with RV tire expert Roger Marble
Here’s a recent question from an RV trailer owner on a forum:
“I am replacing the tires on my small (12-14 ft., depending on how you measure) travel trailer. I plan to buy Goodyear Endurance ST205/75R14, load range D, to replace the brand X Chinese ST205/75R14, load range C.
“Vehicle manufacturer says to inflate to 50 psi. Sidewall on existing tires have 50 psi listed as max. The replacement Goodyear tires have max of 65 psi on the sidewall.
“I see that the opening post on this thread says to use the sidewall pressure. But I have always gone with the vehicle maker’s suggestions which are often lower than the max tire rating. For example, my F-250 wants 65 psi in front and 80 in the rear. Do I use the 65 max on the tire or with the vehicle manufacturer’s 50 psi?”
So I said: Simple question, but I can make the answer complex. 😀
The MINIMUM inflation you need to run is what the Load Inflation tables show for the actual measured load on your tires.
Lacking the actual scale reading, we need to look at your RV certification label that identifies the MINIMUM inflation your trailer manufacturer recommends. This is based on the DOT requirement that the tires have to be capable of supporting the GAWR (gross axle weight rating) load as shown on the label.
The RVIA (RV Industry Association) in 2017 started to require a 10% Reserve Load (load capability more than the GAWR minimum).

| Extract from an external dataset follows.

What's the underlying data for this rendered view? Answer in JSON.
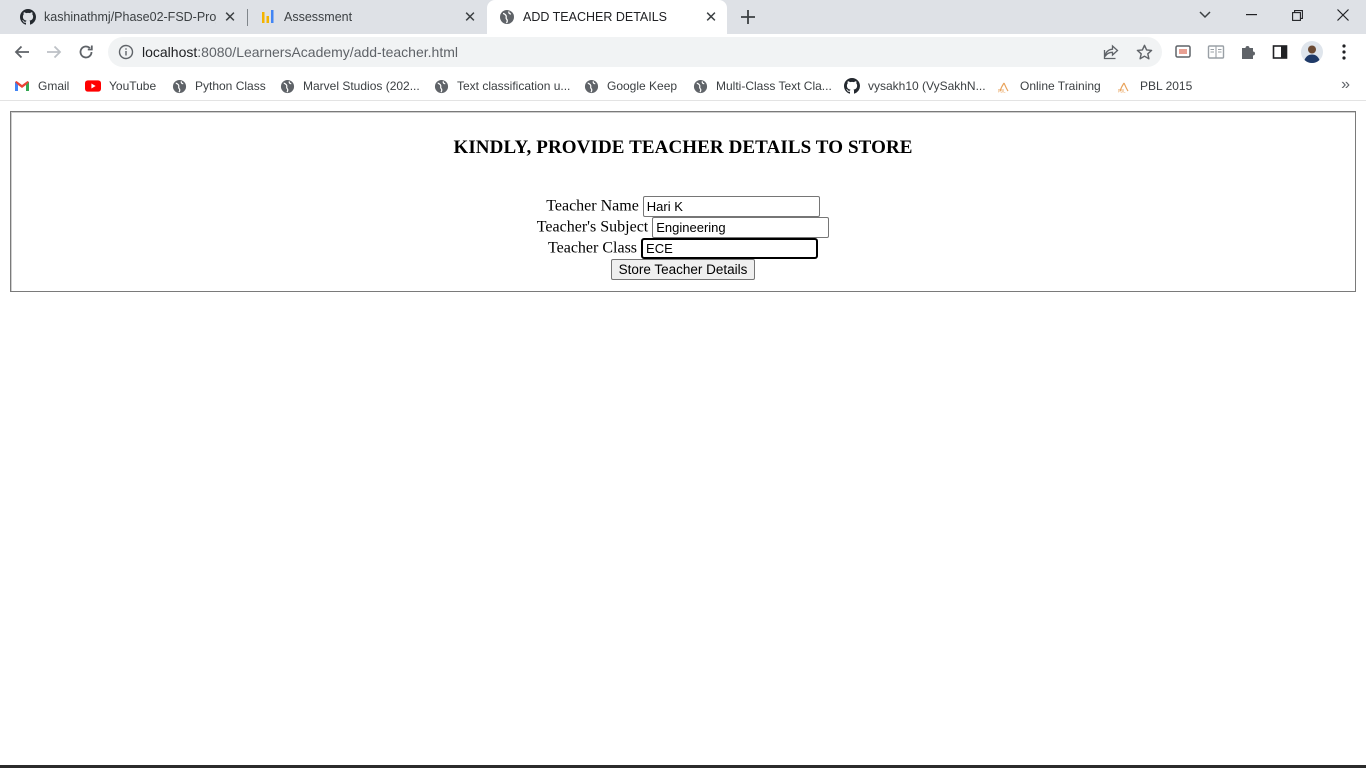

As a tire engineer, I come at the topic of trying to provide the best conditions to allow the tires to run the longest. As I cover in my blog post, trailers place extreme shear forces on tires that are 24% greater than similar forces experienced on motorhomes. This, IMO, is the primary reason for tire life in trailer application being less than on motorhomes.
Also, you need to remember and understand that it is the air pressure, not the tire sidewall, that supports the load. If you run the inflation used in an LR-C tire in an LR-D tire, you will have no increase in load capacity so will gain nothing.

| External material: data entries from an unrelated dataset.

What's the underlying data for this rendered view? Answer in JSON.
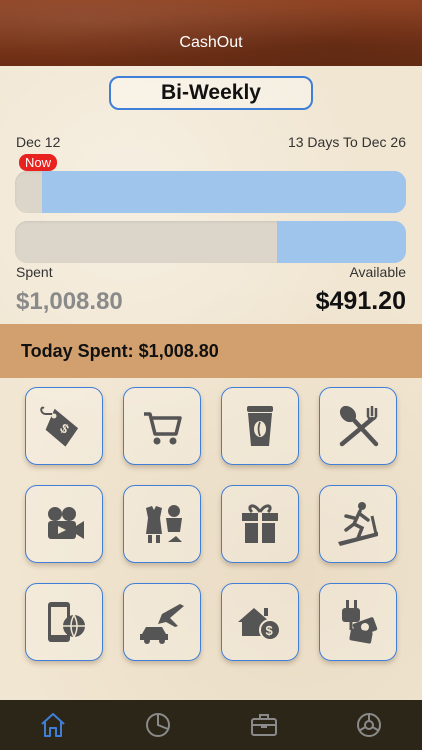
{
  "app": {
    "title": "CashOut"
  },
  "period": {
    "label": "Bi-Weekly"
  },
  "timeline": {
    "start_date": "Dec 12",
    "remaining_label": "13 Days To Dec 26",
    "now_badge": "Now",
    "elapsed_fraction": 0.07
  },
  "budget": {
    "spent_label": "Spent",
    "available_label": "Available",
    "spent_amount": "$1,008.80",
    "available_amount": "$491.20",
    "available_fraction": 0.33
  },
  "today": {
    "label": "Today Spent: $1,008.80"
  },
  "categories": [
    {
      "icon": "price-tag-icon"
    },
    {
      "icon": "shopping-cart-icon"
    },
    {
      "icon": "coffee-cup-icon"
    },
    {
      "icon": "spoon-fork-icon"
    },
    {
      "icon": "movie-camera-icon"
    },
    {
      "icon": "clothing-icon"
    },
    {
      "icon": "gift-icon"
    },
    {
      "icon": "treadmill-icon"
    },
    {
      "icon": "phone-globe-icon"
    },
    {
      "icon": "car-plane-icon"
    },
    {
      "icon": "house-money-icon"
    },
    {
      "icon": "utility-bill-icon"
    }
  ],
  "tabs": [
    {
      "icon": "home-icon",
      "active": true
    },
    {
      "icon": "pie-chart-icon",
      "active": false
    },
    {
      "icon": "briefcase-icon",
      "active": false
    },
    {
      "icon": "settings-gear-icon",
      "active": false
    }
  ],
  "colors": {
    "accent_blue": "#3f7fd8",
    "bar_fill": "#9fc5ec",
    "now_red": "#e8221e",
    "band_tan": "#d1a06e",
    "tabbar_bg": "#2c2618"
  }
}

Having said all this, I would suggest you run at least the certification label +10%. If you can run label +20%, that should result in better durability.

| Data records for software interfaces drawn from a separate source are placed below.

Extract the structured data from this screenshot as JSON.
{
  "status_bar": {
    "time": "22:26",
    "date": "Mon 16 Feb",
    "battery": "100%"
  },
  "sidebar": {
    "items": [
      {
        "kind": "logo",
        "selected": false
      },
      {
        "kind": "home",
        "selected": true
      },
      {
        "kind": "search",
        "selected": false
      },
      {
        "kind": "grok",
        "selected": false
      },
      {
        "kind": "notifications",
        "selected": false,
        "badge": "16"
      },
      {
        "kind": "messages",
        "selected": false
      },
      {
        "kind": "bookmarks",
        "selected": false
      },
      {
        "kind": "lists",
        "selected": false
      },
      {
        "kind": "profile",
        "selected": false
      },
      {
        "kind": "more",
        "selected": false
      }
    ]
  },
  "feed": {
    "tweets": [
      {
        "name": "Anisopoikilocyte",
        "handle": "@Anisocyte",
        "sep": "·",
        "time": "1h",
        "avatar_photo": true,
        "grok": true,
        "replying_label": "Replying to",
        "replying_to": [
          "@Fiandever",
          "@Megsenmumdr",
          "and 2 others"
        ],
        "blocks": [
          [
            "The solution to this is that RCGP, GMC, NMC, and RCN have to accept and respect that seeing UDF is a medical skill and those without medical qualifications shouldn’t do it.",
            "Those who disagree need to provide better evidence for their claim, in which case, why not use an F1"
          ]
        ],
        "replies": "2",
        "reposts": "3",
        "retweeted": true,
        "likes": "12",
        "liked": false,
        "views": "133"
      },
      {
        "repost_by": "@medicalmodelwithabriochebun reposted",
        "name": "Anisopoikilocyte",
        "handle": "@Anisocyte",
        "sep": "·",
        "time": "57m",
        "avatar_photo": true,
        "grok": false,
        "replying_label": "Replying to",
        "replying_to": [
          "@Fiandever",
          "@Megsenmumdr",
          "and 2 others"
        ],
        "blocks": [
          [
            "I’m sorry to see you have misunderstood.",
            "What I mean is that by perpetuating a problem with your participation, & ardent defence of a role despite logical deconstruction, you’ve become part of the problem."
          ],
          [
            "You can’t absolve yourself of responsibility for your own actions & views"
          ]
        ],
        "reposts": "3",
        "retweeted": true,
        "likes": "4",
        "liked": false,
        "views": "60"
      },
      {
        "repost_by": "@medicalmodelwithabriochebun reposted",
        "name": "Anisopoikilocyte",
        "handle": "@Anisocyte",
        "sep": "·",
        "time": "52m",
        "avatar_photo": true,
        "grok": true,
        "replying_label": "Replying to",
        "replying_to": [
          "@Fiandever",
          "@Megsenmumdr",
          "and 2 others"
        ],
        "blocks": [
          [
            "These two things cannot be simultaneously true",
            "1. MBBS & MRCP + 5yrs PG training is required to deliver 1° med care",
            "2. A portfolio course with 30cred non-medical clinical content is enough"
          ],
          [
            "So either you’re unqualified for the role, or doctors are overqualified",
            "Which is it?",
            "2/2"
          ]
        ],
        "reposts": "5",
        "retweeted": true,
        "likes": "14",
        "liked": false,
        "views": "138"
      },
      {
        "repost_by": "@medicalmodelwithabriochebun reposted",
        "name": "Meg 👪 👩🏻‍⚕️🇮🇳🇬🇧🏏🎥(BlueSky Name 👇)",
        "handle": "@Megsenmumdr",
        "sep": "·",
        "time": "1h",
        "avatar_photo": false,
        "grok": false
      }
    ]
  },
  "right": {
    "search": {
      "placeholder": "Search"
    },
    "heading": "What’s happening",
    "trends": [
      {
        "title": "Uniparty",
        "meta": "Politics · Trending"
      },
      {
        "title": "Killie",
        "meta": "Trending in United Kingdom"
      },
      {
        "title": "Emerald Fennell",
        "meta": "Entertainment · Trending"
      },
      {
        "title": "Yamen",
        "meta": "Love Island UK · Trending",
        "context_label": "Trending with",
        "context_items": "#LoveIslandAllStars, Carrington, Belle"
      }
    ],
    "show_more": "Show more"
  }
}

See? That wasn’t too painful. 😉
Read more from Roger Marble on his blog at RVtiresafety.net.